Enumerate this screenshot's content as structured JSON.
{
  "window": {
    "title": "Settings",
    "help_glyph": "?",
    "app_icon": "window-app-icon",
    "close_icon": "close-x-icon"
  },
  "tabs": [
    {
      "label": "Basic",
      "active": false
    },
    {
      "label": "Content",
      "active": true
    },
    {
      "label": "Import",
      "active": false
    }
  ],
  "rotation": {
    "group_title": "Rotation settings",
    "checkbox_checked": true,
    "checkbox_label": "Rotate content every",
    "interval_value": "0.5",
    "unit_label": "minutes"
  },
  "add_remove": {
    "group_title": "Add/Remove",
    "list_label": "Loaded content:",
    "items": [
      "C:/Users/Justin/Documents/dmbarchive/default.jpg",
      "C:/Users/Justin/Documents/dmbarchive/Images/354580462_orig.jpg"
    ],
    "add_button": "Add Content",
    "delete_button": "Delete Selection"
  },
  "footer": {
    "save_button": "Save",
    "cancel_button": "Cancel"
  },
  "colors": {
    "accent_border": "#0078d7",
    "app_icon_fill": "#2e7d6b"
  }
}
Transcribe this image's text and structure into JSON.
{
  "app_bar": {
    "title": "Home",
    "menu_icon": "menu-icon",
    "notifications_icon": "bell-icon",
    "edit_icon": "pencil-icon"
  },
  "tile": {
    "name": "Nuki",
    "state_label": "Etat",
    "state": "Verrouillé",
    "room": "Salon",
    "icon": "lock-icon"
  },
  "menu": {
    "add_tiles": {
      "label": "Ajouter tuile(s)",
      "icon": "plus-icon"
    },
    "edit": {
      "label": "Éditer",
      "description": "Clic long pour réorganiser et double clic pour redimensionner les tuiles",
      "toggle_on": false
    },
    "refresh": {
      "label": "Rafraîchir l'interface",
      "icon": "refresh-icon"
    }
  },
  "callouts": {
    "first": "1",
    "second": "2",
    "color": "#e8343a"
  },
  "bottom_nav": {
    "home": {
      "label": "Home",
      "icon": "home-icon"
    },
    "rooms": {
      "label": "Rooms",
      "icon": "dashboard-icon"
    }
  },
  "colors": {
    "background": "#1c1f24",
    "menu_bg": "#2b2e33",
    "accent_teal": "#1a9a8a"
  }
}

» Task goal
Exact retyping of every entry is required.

» Result
Enumerate this screenshot's content as structured JSON.
{
  "window": {
    "title": "Settings",
    "help_glyph": "?",
    "app_icon": "window-app-icon",
    "close_icon": "close-x-icon"
  },
  "tabs": [
    {
      "label": "Basic",
      "active": false
    },
    {
      "label": "Content",
      "active": true
    },
    {
      "label": "Import",
      "active": false
    }
  ],
  "rotation": {
    "group_title": "Rotation settings",
    "checkbox_checked": true,
    "checkbox_label": "Rotate content every",
    "interval_value": "0.5",
    "unit_label": "minutes"
  },
  "add_remove": {
    "group_title": "Add/Remove",
    "list_label": "Loaded content:",
    "items": [
      "C:/Users/Justin/Documents/dmbarchive/default.jpg",
      "C:/Users/Justin/Documents/dmbarchive/Images/354580462_orig.jpg"
    ],
    "add_button": "Add Content",
    "delete_button": "Delete Selection"
  },
  "footer": {
    "save_button": "Save",
    "cancel_button": "Cancel"
  },
  "colors": {
    "accent_border": "#0078d7",
    "app_icon_fill": "#2e7d6b"
  }
}
Transcribe this image's text and structure into JSON.
{
  "app_bar": {
    "title": "Home",
    "menu_icon": "menu-icon",
    "notifications_icon": "bell-icon",
    "edit_icon": "pencil-icon"
  },
  "tile": {
    "name": "Nuki",
    "state_label": "Etat",
    "state": "Verrouillé",
    "room": "Salon",
    "icon": "lock-icon"
  },
  "menu": {
    "add_tiles": {
      "label": "Ajouter tuile(s)",
      "icon": "plus-icon"
    },
    "edit": {
      "label": "Éditer",
      "description": "Clic long pour réorganiser et double clic pour redimensionner les tuiles",
      "toggle_on": false
    },
    "refresh": {
      "label": "Rafraîchir l'interface",
      "icon": "refresh-icon"
    }
  },
  "callouts": {
    "first": "1",
    "second": "2",
    "color": "#e8343a"
  },
  "bottom_nav": {
    "home": {
      "label": "Home",
      "icon": "home-icon"
    },
    "rooms": {
      "label": "Rooms",
      "icon": "dashboard-icon"
    }
  },
  "colors": {
    "background": "#1c1f24",
    "menu_bg": "#2b2e33",
    "accent_teal": "#1a9a8a"
  }
}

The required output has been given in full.